Narrative discourse plays a very important role in highlighting the effect that committees' decisions have on real people. It doesn't mean the story needs to be about a real person using services provided by the organisation that engages and funds the committee; far from it. Narrative holds a different way of thinking, a different philosophy about what counts as knowledge.

Unfortunately, many consumers have experienced working on committees that are ignorant about the use of story. For example, other members have a tendency to use 'story time' to read something else very overtly, or they take over and patronise consumers. Chairs have a big responsibility here, and they do not always live up to it. They might prefix consumer stories with comments such as "make it short now" or "not too long". (They never say this to other committee members.)

Attitudes such as this also underpin the idea that consumers need to be educated in meeting procedures and meeting etiquette, when we would argue that it is the committee that needs to be educated. Most committee members will be unaware that there is a problem; that consumer discourse is being inhibited by competing discourses.

There are ways we can learn to use story wisely - and not all the time and not too long and… There is a need for training here. (In fact, we'd argue that training in using story well is much more useful than training in how to take minutes or how a committee is structured.) Story envelops messages that privileged groups might otherwise misinterpret, redraft, overlook or just fail to understand.

When to use story

We all have a variety of ways of communicating with other committee members: story is just one of them. Different subject matter offers opportunities to communicate in different ways. Story, however, attracts attention because:

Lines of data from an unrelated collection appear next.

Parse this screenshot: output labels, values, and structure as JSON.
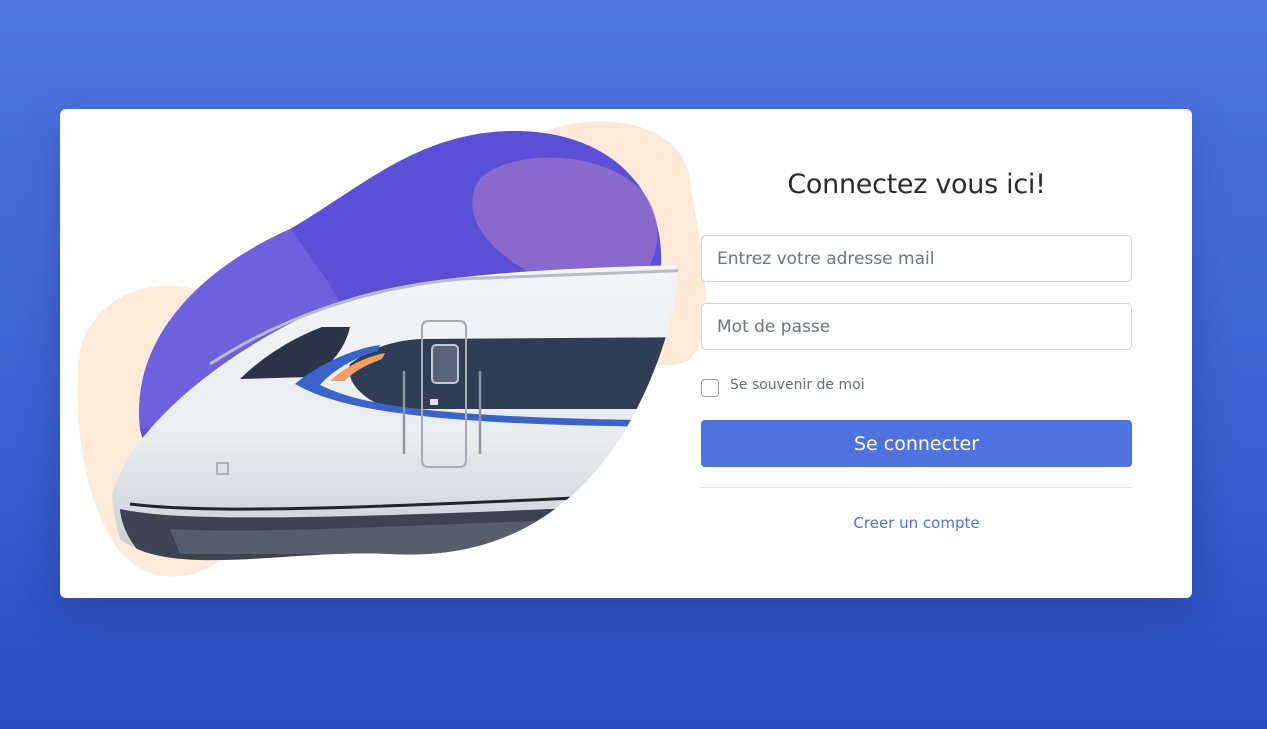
{
  "login": {
    "title": "Connectez vous ici!",
    "email_placeholder": "Entrez votre adresse mail",
    "password_placeholder": "Mot de passe",
    "remember_label": "Se souvenir de moi",
    "submit_label": "Se connecter",
    "create_account_label": "Creer un compte"
  },
  "colors": {
    "background_top": "#4f77e0",
    "background_bottom": "#2b4fc4",
    "primary_button": "#4f72df",
    "link": "#4e73df",
    "blob_purple": "#5b4fd6",
    "blob_peach": "#fde8d6"
  }
}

Whether you choose to use story in your committee work may depend on the type of committee you are sitting on. Generally, story is tolerated better on local committees than on state or national committees. However, paradoxically, it might be these high-level committees that most need to learn from it.

We do, however, need to be judicious in how many stories we tell, and very tight in the telling.

Using story effectively

We must take responsibility for the way we use narrative. If a consumer yells a narrative account at other committee members, all this shows is that the consumer involved is rude and that using narrative is unattractive.

How can we use story effectively when we are outnumbered by people representing alternative (but not better or more important) discourses? It's hard. In order to be confident and competent about using narrative on a particular committee, first consider asking for some time, perhaps 20 minutes at one meeting, to educate committee members about its use. Explain why using narrative is important, tell a short story (don't let anyone call it an anecdote, because this belies the importance of the narrative), and then join the story to social or educational theory. This demonstrates that you are passionate and can put forward an intelligible argument to explain your story.

Most committee members will need step-by-step help in understanding. Take nothing for granted. Make absolutely sure the chair knows exactly what you are going to do before the meeting. If people feel they have been misled more trouble will arise.

Using narrative doesn't come naturally to all of us. Some of us can be very long-winded. Some of us use narrative that goes nowhere; i.e. that doesn't envelop a message. Following are some key skills that we can learn to help us become better users of narrative.

Dealing with resistance

You might have to tell your story while people lean back on their chairs, fold their hands, read another document, look away from you, or even get up and leave the room. This is rude. It's also what people do if they are unconvinced of the value of something, believe something is a waste of time by virtue of the fact that you are a consumer, or feel embarrassed for you. When this happens, try one of the following strategies:

Story in action: an example

Melanie sits on the Board of a large organisation. She is a consumer with a particular interest in borderline personality disorder and a strong track record. She is also skilled and confident using narrative and sees it as 'the people's language'. This is the story she told as part of her work on that Board: